Let’s explore the new user interface by creating a medieval menu generator suitable for your Dungeons & Dragons campaign, because everyone loves food and medieval cuisine is somewhat similar to a fantasy food feast. After reading this tutorial, head over to Chartopia and create your own amazing menu generator of fantasy food.
Hey nerds! I’ve been playing Diablo 3 recently and that has inspired me to create about a dozen new special monster abilities to add your D&D creatures and NPCs in fifth edition Dungeons & Dragons. These abilities are designed to make combat more interesting and probably harder. I have not done any playtesting of these, so feel free to send me a message on Twitter with your thoughts.
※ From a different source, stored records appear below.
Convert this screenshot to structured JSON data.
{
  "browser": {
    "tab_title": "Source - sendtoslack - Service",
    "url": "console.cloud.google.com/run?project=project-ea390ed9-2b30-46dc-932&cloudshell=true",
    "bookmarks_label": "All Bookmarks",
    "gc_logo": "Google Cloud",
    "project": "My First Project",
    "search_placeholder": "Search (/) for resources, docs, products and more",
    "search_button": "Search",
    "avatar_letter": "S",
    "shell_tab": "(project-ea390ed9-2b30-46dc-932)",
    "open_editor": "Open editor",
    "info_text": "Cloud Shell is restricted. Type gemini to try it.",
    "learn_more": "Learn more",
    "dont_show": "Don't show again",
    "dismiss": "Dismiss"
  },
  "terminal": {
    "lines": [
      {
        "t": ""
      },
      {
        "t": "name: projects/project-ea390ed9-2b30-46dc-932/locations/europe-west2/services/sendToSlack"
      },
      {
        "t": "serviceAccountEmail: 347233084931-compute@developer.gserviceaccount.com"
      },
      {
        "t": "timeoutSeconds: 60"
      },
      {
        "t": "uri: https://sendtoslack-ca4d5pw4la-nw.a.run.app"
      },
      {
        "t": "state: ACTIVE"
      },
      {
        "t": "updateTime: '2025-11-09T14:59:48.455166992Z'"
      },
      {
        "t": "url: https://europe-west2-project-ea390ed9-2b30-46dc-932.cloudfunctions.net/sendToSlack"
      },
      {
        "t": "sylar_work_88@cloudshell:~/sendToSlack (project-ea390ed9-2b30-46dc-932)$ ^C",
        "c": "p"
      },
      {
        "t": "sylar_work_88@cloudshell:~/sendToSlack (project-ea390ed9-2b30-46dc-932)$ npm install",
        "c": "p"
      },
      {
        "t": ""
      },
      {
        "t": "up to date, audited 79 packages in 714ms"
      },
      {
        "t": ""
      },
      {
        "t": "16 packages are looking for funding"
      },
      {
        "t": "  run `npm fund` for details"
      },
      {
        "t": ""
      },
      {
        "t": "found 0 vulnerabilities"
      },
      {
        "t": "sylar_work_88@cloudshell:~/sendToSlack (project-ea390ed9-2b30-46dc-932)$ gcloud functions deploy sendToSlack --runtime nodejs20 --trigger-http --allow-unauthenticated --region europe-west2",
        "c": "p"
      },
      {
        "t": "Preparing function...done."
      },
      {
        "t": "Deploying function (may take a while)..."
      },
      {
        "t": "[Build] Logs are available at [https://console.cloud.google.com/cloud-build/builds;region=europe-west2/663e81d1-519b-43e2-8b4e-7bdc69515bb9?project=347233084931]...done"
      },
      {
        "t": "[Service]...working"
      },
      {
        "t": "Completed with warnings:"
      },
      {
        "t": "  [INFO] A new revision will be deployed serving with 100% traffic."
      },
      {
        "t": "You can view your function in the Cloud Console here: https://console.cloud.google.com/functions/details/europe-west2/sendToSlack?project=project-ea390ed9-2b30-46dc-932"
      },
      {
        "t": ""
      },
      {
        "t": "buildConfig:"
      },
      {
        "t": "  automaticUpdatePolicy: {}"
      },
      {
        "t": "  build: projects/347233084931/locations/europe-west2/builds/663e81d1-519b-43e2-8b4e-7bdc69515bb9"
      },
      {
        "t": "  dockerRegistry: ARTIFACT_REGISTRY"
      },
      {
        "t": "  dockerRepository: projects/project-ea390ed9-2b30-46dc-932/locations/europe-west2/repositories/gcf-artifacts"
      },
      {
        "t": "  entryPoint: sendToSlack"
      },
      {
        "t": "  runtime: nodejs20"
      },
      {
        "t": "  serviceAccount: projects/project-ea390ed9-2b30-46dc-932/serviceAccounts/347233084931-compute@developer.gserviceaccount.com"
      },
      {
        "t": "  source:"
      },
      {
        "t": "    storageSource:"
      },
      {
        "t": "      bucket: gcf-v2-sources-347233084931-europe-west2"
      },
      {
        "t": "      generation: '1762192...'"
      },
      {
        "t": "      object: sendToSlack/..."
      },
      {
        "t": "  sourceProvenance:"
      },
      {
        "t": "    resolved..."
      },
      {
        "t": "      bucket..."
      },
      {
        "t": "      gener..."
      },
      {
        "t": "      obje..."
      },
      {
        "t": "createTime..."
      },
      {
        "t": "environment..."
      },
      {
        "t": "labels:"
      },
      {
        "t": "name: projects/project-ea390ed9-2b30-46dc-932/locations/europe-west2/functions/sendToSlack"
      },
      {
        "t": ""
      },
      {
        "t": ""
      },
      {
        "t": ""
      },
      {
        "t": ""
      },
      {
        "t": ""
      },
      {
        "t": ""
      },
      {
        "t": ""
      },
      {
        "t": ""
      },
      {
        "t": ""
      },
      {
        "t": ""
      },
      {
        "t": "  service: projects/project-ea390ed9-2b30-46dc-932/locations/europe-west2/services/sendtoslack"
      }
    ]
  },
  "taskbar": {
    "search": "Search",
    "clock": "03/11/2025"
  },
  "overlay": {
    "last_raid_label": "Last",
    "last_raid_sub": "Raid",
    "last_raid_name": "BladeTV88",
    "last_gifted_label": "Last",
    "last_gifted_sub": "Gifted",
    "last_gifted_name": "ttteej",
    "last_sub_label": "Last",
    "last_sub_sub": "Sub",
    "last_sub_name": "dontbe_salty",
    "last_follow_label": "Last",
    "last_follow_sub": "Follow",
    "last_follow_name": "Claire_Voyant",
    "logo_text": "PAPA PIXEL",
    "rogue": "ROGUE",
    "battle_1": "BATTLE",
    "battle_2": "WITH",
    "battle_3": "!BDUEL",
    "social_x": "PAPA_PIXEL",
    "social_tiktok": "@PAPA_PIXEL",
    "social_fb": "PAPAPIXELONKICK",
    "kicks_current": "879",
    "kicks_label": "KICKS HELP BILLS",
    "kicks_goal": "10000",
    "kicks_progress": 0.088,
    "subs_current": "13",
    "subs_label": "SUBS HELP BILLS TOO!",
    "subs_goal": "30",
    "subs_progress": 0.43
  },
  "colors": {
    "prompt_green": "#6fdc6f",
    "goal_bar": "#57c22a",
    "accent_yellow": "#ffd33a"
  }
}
Part of my self-appointed tasks as nerditor-in-chief for Nerdarchy is organizing content. Cleaning up all the categories and tags here on the website, creating and maintaining the publication budget and schedule for posts, and putting together our products like Fantastical Mounts and From Hit Dice to Heroics all share something in common — exposure to the vast library of archived content produced by Nerdarchy over the last few years. When we decided to try our hand at product creation in 2018, I thought about all the comments I’ve read from Nerdarchy fans curious about the homebrew campaign setting of Ulthe-Ganya. That’s how Secrets of the Vault: Mage Forge Vol. 1 developed. I realized a lot of what people ask for is already out there. Let’s open up the Vault, see what’s inside, how it came to be, and ultimately went full circle by becoming an incredible new D&D artifact itself.
Delving back into Nerdarchy’s homebrew campaign setting Chimes of Discordia for fifth edition Dungeons & Dragons, I want to talk to about some of our D&D cosmology and our Realm of Chaos or the Chaos Realm. We have this Stranger or Traveler god that either was spawned from the Realm of Chaos or created the Chaos Realm with their birth. Like many creation myths the multiverse started out as chaos. Powerful beings that would come to be known as gods came forth from somewhere else, looked upon the chaos and brought order to it. They gathered up all of the chaos and cast it out and far away. That mass of chaos condensed and built up over the ages.
The beholder was introduced with the first Dungeons & Dragons supplement, Greyhawk in 1975. The mind flayer first appeared in the official newsletter of TSR Games, The Strategic Review No. 1 in spring 1975. These are two of the most iconic Dungeons & Dragons monsters in the game. I’d love to know how many players have met their end to one of these two baddies. Of course D&D is rife with monsters what makes the beholder and mind flayer so special. I think it’s because they are so alien and bizarre that they really capture the imagination of players and Dungeon Masters alike in a way that very few other Dungeons and Dragons Monsters do.
Nerdarchy plays fifth edition Dungeons & Dragons in the our own campaign setting Chimes of Discordia. The world is Ulthe-Ganya, a hodgepodge one of our early campaigns we are currently doing in D&D games. In that world there is our god of war Stromguard, the lord of battle, bloodshed, and warfare. He is a brutal being that lives for strife and conflict. It is only fitting he has champions to match his demeanor. His followers are drawn from warriors, soldiers, and more primitive tribal peoples. Mechanically his followers in our campaign setting will be drawn from the barbarian, fighter, and War Domain cleric character classes. Some outliers would be bard (skalds), ranger, monk (brawlers), and paladin. Paladins in fifth edition Dungeons & Dragons have become holy warriors dedicated to a particular oath. The most violent and warlike of these might find that oath sworn before the altar of Stromguard. Two oaths in particular stand out for Stromguard — Oath of Conquest and Oath of Vengeance. These champions are both revered and feared even among the faithful of Stromguard.